Rasmussen, © 2004, All rights reserved.
Disasters may strike quickly and without warning. They may weather-related, as in tornadoes, hurricanes, or floods; accident-related, as in bus or automobile deaths or drowning; illness-related as in AIDS, cancer or other deaths due to illness; or bizarre and unusual, as in the case of snipers or a murder. These events may be frightening for adults, but they are incredibly traumatic for children if they don't know what to do. Helping young people avoid or overcome emotional problems in the wake of violence or disaster is one of the most important challenges a parent, teacher, or mental health professional can face.
Children may be frightened by the disaster itself, or be upset by disruptions that a disaster might cause in their daily routines or their relationships with parents, teachers, and friends. It is not unusual for children to show changes in behaviors that may be signs or symptoms of distress or discomfort following a disaster.
Children are most afraid of:
- The event might happen again
- Being separated from their family
- Someone they love might get injured or killed
- They will be left alone
Children might become easily upset, or cry and whine more frequently. Some may have loss of appetite or sleep. Others might display aggressive behavior or withdraw in their shell. These changes in behavior are common in children who have been through a disaster, and are natural responses to stress. Some of these symptoms may last for weeks or months, but should fade out over time. Except for extreme circumstances (when a family member is killed or severely injured or the child is hurt or traumatized), most children do not develop serious or permanent psychological problems.
Parents and other family members can chalk out a disaster relief plan wherein they can determine the hazards existing in their community and how to work their way around dangerous situations. Lay out emergency contact numbers, helpline numbers and install devices and systems in your house such as smoke detectors, fire extinguishers, alarm systems, etc. Make sure that every member of your family is aware of the plan and is prepared for an emergency.

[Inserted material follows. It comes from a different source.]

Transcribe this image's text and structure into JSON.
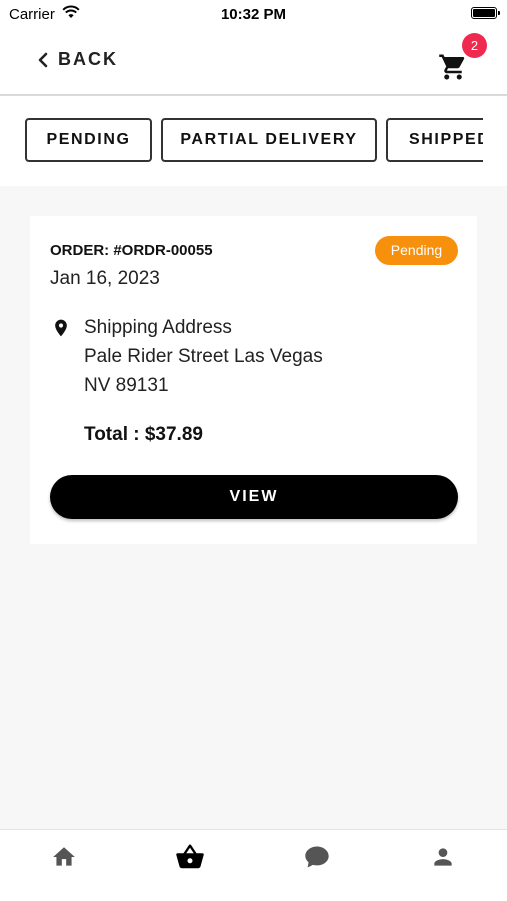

In the event that a disaster occurs, be very calm and supportive for your children's sake. Early intervention to help children and adolescents who have suffered trauma from violence or a disaster is critical. Parents, teachers and mental health professionals can do a great deal to help these youngsters recover. Help should begin at the scene of the traumatic event. Set aside some time to comfort your children. Encourage children to talk so that they do not bottle up their emotions. Let children and adolescents know that it is normal to feel upset after something bad happens. Try to focus children's attention to those within and outside of the family such as social workers, fire fighters, policemen, etc. who face the adversity or who provide support.
You can help children cope by understanding what causes their anxieties and fears. Reassure them with firmness and love so that they realize that life will eventually return to normal.
Copyright 2001, 2004. All rights reserved. Any reproduction of this article in whole or in part without written or verbal permission is strictly prohibited. For information about reprinting this article, contact the copyright owner: Vanessa Rasmussen, Ph.D, Starting a Day Care Center, http://www.startingadaycarecenter.com.